• _Exercise requirements_: The data below should be retyped exactly, with the pictures left out.

===============

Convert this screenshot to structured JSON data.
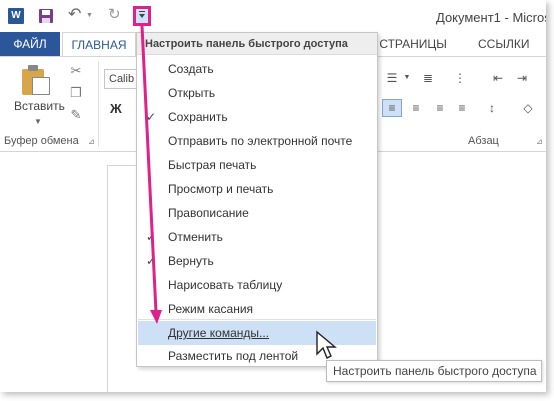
{
  "app": {
    "title": "Документ1 - Micros",
    "word_icon_letter": "W"
  },
  "tabs": {
    "file": "ФАЙЛ",
    "home": "ГЛАВНАЯ",
    "page_layout": "А СТРАНИЦЫ",
    "references": "ССЫЛКИ"
  },
  "ribbon": {
    "paste_label": "Вставить",
    "clipboard_group": "Буфер обмена",
    "font_name": "Calib",
    "bold": "Ж",
    "paragraph_group": "Абзац"
  },
  "menu": {
    "header": "Настроить панель быстрого доступа",
    "items": [
      {
        "label": "Создать",
        "checked": false
      },
      {
        "label": "Открыть",
        "checked": false
      },
      {
        "label": "Сохранить",
        "checked": true
      },
      {
        "label": "Отправить по электронной почте",
        "checked": false
      },
      {
        "label": "Быстрая печать",
        "checked": false
      },
      {
        "label": "Просмотр и печать",
        "checked": false
      },
      {
        "label": "Правописание",
        "checked": false
      },
      {
        "label": "Отменить",
        "checked": true
      },
      {
        "label": "Вернуть",
        "checked": true
      },
      {
        "label": "Нарисовать таблицу",
        "checked": false
      },
      {
        "label": "Режим касания",
        "checked": false
      }
    ],
    "more_commands": "Другие команды...",
    "place_below": "Разместить под лентой"
  },
  "tooltip": "Настроить панель быстрого доступа",
  "colors": {
    "accent": "#2b579a",
    "highlight": "#cde0f5",
    "annotation": "#e0218a"
  }
}
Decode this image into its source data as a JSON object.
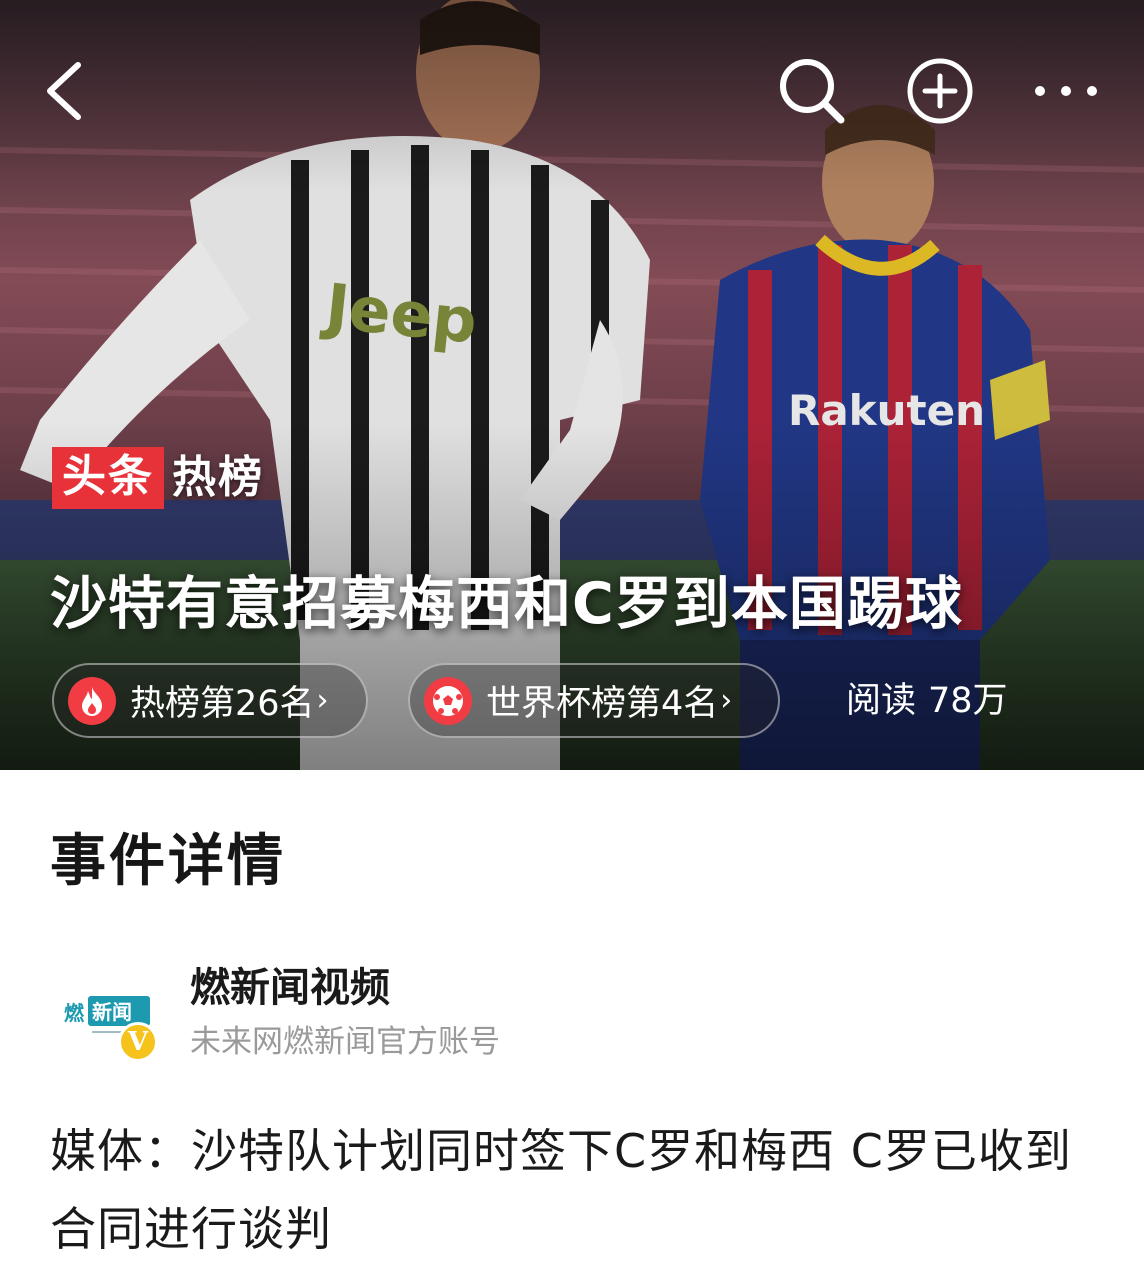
{
  "hero": {
    "brand_red": "头条",
    "brand_white": "热榜",
    "headline": "沙特有意招募梅西和C罗到本国踢球",
    "chips": [
      {
        "label": "热榜第26名",
        "icon": "flame-icon",
        "color": "#f23c44"
      },
      {
        "label": "世界杯榜第4名",
        "icon": "soccer-ball-icon",
        "color": "#f23c44"
      }
    ],
    "read_label": "阅读",
    "read_count": "78万"
  },
  "topbar": {
    "icons": [
      "back-icon",
      "search-icon",
      "add-icon",
      "more-icon"
    ]
  },
  "photo_text": {
    "jersey_left": "Jeep",
    "jersey_right": "Rakuten"
  },
  "main": {
    "section_title": "事件详情",
    "source": {
      "name": "燃新闻视频",
      "description": "未来网燃新闻官方账号",
      "logo_text": "燃新闻",
      "verified_mark": "V"
    },
    "summary": "媒体：沙特队计划同时签下C罗和梅西 C罗已收到合同进行谈判"
  },
  "colors": {
    "accent_red": "#e8323a",
    "verified_yellow": "#f6c21c",
    "logo_teal": "#1e9ab0"
  }
}
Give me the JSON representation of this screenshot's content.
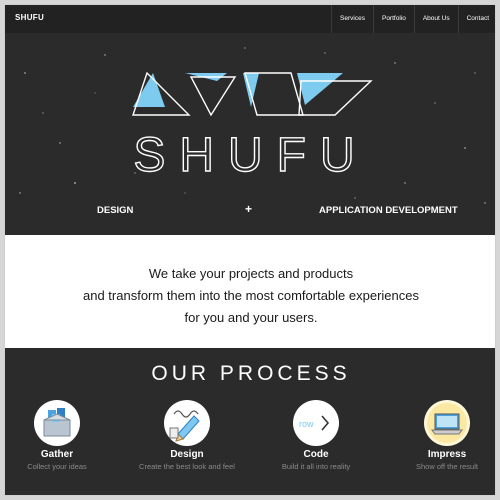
{
  "nav": {
    "brand": "SHUFU",
    "links": [
      "Services",
      "Portfolio",
      "About Us",
      "Contact"
    ]
  },
  "hero": {
    "logo_text": "SHUFU",
    "tagline_left": "DESIGN",
    "tagline_plus": "+",
    "tagline_right": "APPLICATION DEVELOPMENT",
    "accent_color": "#7ecbf0"
  },
  "intro": {
    "lines": [
      "We take your projects and products",
      "and transform them into the most comfortable experiences",
      "for you and your users."
    ]
  },
  "process": {
    "title": "OUR PROCESS",
    "steps": [
      {
        "label": "Gather",
        "desc": "Collect your ideas",
        "icon": "boxes-icon"
      },
      {
        "label": "Design",
        "desc": "Create the best look and feel",
        "icon": "pencil-icon"
      },
      {
        "label": "Code",
        "desc": "Build it all into reality",
        "icon": "code-icon",
        "icon_text": "row"
      },
      {
        "label": "Impress",
        "desc": "Show off the result",
        "icon": "laptop-icon"
      }
    ]
  }
}
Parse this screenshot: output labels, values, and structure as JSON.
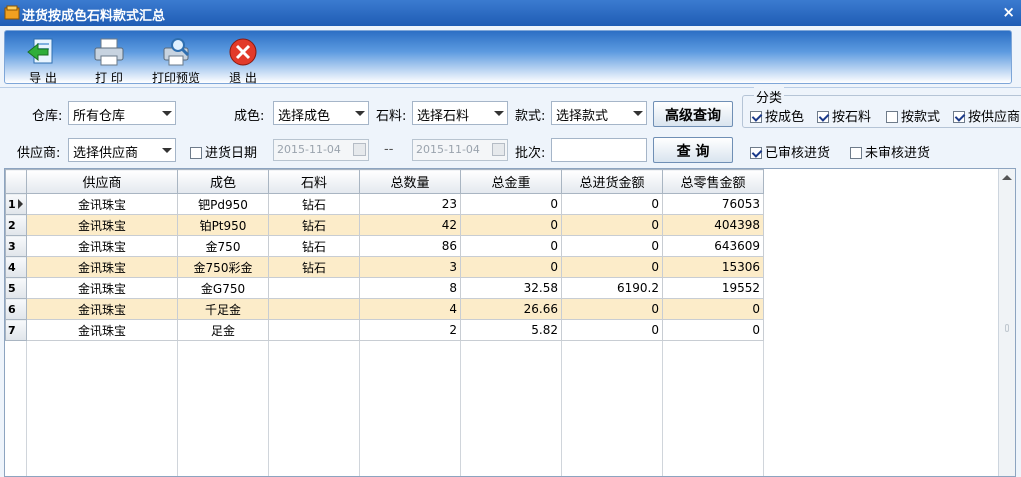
{
  "window": {
    "title": "进货按成色石料款式汇总",
    "close_glyph": "×"
  },
  "toolbar": {
    "export_label": "导 出",
    "print_label": "打 印",
    "preview_label": "打印预览",
    "exit_label": "退 出"
  },
  "filters": {
    "warehouse_label": "仓库:",
    "warehouse_value": "所有仓库",
    "color_label": "成色:",
    "color_value": "选择成色",
    "stone_label": "石料:",
    "stone_value": "选择石料",
    "style_label": "款式:",
    "style_value": "选择款式",
    "advanced_button": "高级查询",
    "supplier_label": "供应商:",
    "supplier_value": "选择供应商",
    "purchase_date_label": "进货日期",
    "date_from": "2015-11-04",
    "date_sep": "--",
    "date_to": "2015-11-04",
    "batch_label": "批次:",
    "batch_value": "",
    "query_button": "查  询",
    "audited_label": "已审核进货",
    "unaudited_label": "未审核进货"
  },
  "category": {
    "legend": "分类",
    "by_color": "按成色",
    "by_stone": "按石料",
    "by_style": "按款式",
    "by_supplier": "按供应商"
  },
  "grid": {
    "columns": [
      "供应商",
      "成色",
      "石料",
      "总数量",
      "总金重",
      "总进货金额",
      "总零售金额"
    ],
    "rows": [
      {
        "n": "1",
        "supplier": "金讯珠宝",
        "color": "钯Pd950",
        "stone": "钻石",
        "qty": "23",
        "weight": "0",
        "cost": "0",
        "retail": "76053"
      },
      {
        "n": "2",
        "supplier": "金讯珠宝",
        "color": "铂Pt950",
        "stone": "钻石",
        "qty": "42",
        "weight": "0",
        "cost": "0",
        "retail": "404398"
      },
      {
        "n": "3",
        "supplier": "金讯珠宝",
        "color": "金750",
        "stone": "钻石",
        "qty": "86",
        "weight": "0",
        "cost": "0",
        "retail": "643609"
      },
      {
        "n": "4",
        "supplier": "金讯珠宝",
        "color": "金750彩金",
        "stone": "钻石",
        "qty": "3",
        "weight": "0",
        "cost": "0",
        "retail": "15306"
      },
      {
        "n": "5",
        "supplier": "金讯珠宝",
        "color": "金G750",
        "stone": "",
        "qty": "8",
        "weight": "32.58",
        "cost": "6190.2",
        "retail": "19552"
      },
      {
        "n": "6",
        "supplier": "金讯珠宝",
        "color": "千足金",
        "stone": "",
        "qty": "4",
        "weight": "26.66",
        "cost": "0",
        "retail": "0"
      },
      {
        "n": "7",
        "supplier": "金讯珠宝",
        "color": "足金",
        "stone": "",
        "qty": "2",
        "weight": "5.82",
        "cost": "0",
        "retail": "0"
      }
    ]
  }
}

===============

• _Exercise output_:
Convert this screenshot to structured JSON data.
{
  "app": {
    "title": "Документ1 - Micros",
    "word_icon_letter": "W"
  },
  "tabs": {
    "file": "ФАЙЛ",
    "home": "ГЛАВНАЯ",
    "page_layout": "А СТРАНИЦЫ",
    "references": "ССЫЛКИ"
  },
  "ribbon": {
    "paste_label": "Вставить",
    "clipboard_group": "Буфер обмена",
    "font_name": "Calib",
    "bold": "Ж",
    "paragraph_group": "Абзац"
  },
  "menu": {
    "header": "Настроить панель быстрого доступа",
    "items": [
      {
        "label": "Создать",
        "checked": false
      },
      {
        "label": "Открыть",
        "checked": false
      },
      {
        "label": "Сохранить",
        "checked": true
      },
      {
        "label": "Отправить по электронной почте",
        "checked": false
      },
      {
        "label": "Быстрая печать",
        "checked": false
      },
      {
        "label": "Просмотр и печать",
        "checked": false
      },
      {
        "label": "Правописание",
        "checked": false
      },
      {
        "label": "Отменить",
        "checked": true
      },
      {
        "label": "Вернуть",
        "checked": true
      },
      {
        "label": "Нарисовать таблицу",
        "checked": false
      },
      {
        "label": "Режим касания",
        "checked": false
      }
    ],
    "more_commands": "Другие команды...",
    "place_below": "Разместить под лентой"
  },
  "tooltip": "Настроить панель быстрого доступа",
  "colors": {
    "accent": "#2b579a",
    "highlight": "#cde0f5",
    "annotation": "#e0218a"
  }
}
Decode this image into its source data as a JSON object.
{
  "hero": {
    "brand_red": "头条",
    "brand_white": "热榜",
    "headline": "沙特有意招募梅西和C罗到本国踢球",
    "chips": [
      {
        "label": "热榜第26名",
        "icon": "flame-icon",
        "color": "#f23c44"
      },
      {
        "label": "世界杯榜第4名",
        "icon": "soccer-ball-icon",
        "color": "#f23c44"
      }
    ],
    "read_label": "阅读",
    "read_count": "78万"
  },
  "topbar": {
    "icons": [
      "back-icon",
      "search-icon",
      "add-icon",
      "more-icon"
    ]
  },
  "photo_text": {
    "jersey_left": "Jeep",
    "jersey_right": "Rakuten"
  },
  "main": {
    "section_title": "事件详情",
    "source": {
      "name": "燃新闻视频",
      "description": "未来网燃新闻官方账号",
      "logo_text": "燃新闻",
      "verified_mark": "V"
    },
    "summary": "媒体：沙特队计划同时签下C罗和梅西 C罗已收到合同进行谈判"
  },
  "colors": {
    "accent_red": "#e8323a",
    "verified_yellow": "#f6c21c",
    "logo_teal": "#1e9ab0"
  }
}
Give me the JSON representation of this screenshot's content.
{
  "nav": {
    "brand": "SHUFU",
    "links": [
      "Services",
      "Portfolio",
      "About Us",
      "Contact"
    ]
  },
  "hero": {
    "logo_text": "SHUFU",
    "tagline_left": "DESIGN",
    "tagline_plus": "+",
    "tagline_right": "APPLICATION DEVELOPMENT",
    "accent_color": "#7ecbf0"
  },
  "intro": {
    "lines": [
      "We take your projects and products",
      "and transform them into the most comfortable experiences",
      "for you and your users."
    ]
  },
  "process": {
    "title": "OUR PROCESS",
    "steps": [
      {
        "label": "Gather",
        "desc": "Collect your ideas",
        "icon": "boxes-icon"
      },
      {
        "label": "Design",
        "desc": "Create the best look and feel",
        "icon": "pencil-icon"
      },
      {
        "label": "Code",
        "desc": "Build it all into reality",
        "icon": "code-icon",
        "icon_text": "row"
      },
      {
        "label": "Impress",
        "desc": "Show off the result",
        "icon": "laptop-icon"
      }
    ]
  }
}
Parse this screenshot: output labels, values, and structure as JSON.
{
  "window": {
    "title": "进货按成色石料款式汇总",
    "close_glyph": "×"
  },
  "toolbar": {
    "export_label": "导 出",
    "print_label": "打 印",
    "preview_label": "打印预览",
    "exit_label": "退 出"
  },
  "filters": {
    "warehouse_label": "仓库:",
    "warehouse_value": "所有仓库",
    "color_label": "成色:",
    "color_value": "选择成色",
    "stone_label": "石料:",
    "stone_value": "选择石料",
    "style_label": "款式:",
    "style_value": "选择款式",
    "advanced_button": "高级查询",
    "supplier_label": "供应商:",
    "supplier_value": "选择供应商",
    "purchase_date_label": "进货日期",
    "date_from": "2015-11-04",
    "date_sep": "--",
    "date_to": "2015-11-04",
    "batch_label": "批次:",
    "batch_value": "",
    "query_button": "查  询",
    "audited_label": "已审核进货",
    "unaudited_label": "未审核进货"
  },
  "category": {
    "legend": "分类",
    "by_color": "按成色",
    "by_stone": "按石料",
    "by_style": "按款式",
    "by_supplier": "按供应商"
  },
  "grid": {
    "columns": [
      "供应商",
      "成色",
      "石料",
      "总数量",
      "总金重",
      "总进货金额",
      "总零售金额"
    ],
    "rows": [
      {
        "n": "1",
        "supplier": "金讯珠宝",
        "color": "钯Pd950",
        "stone": "钻石",
        "qty": "23",
        "weight": "0",
        "cost": "0",
        "retail": "76053"
      },
      {
        "n": "2",
        "supplier": "金讯珠宝",
        "color": "铂Pt950",
        "stone": "钻石",
        "qty": "42",
        "weight": "0",
        "cost": "0",
        "retail": "404398"
      },
      {
        "n": "3",
        "supplier": "金讯珠宝",
        "color": "金750",
        "stone": "钻石",
        "qty": "86",
        "weight": "0",
        "cost": "0",
        "retail": "643609"
      },
      {
        "n": "4",
        "supplier": "金讯珠宝",
        "color": "金750彩金",
        "stone": "钻石",
        "qty": "3",
        "weight": "0",
        "cost": "0",
        "retail": "15306"
      },
      {
        "n": "5",
        "supplier": "金讯珠宝",
        "color": "金G750",
        "stone": "",
        "qty": "8",
        "weight": "32.58",
        "cost": "6190.2",
        "retail": "19552"
      },
      {
        "n": "6",
        "supplier": "金讯珠宝",
        "color": "千足金",
        "stone": "",
        "qty": "4",
        "weight": "26.66",
        "cost": "0",
        "retail": "0"
      },
      {
        "n": "7",
        "supplier": "金讯珠宝",
        "color": "足金",
        "stone": "",
        "qty": "2",
        "weight": "5.82",
        "cost": "0",
        "retail": "0"
      }
    ]
  }
}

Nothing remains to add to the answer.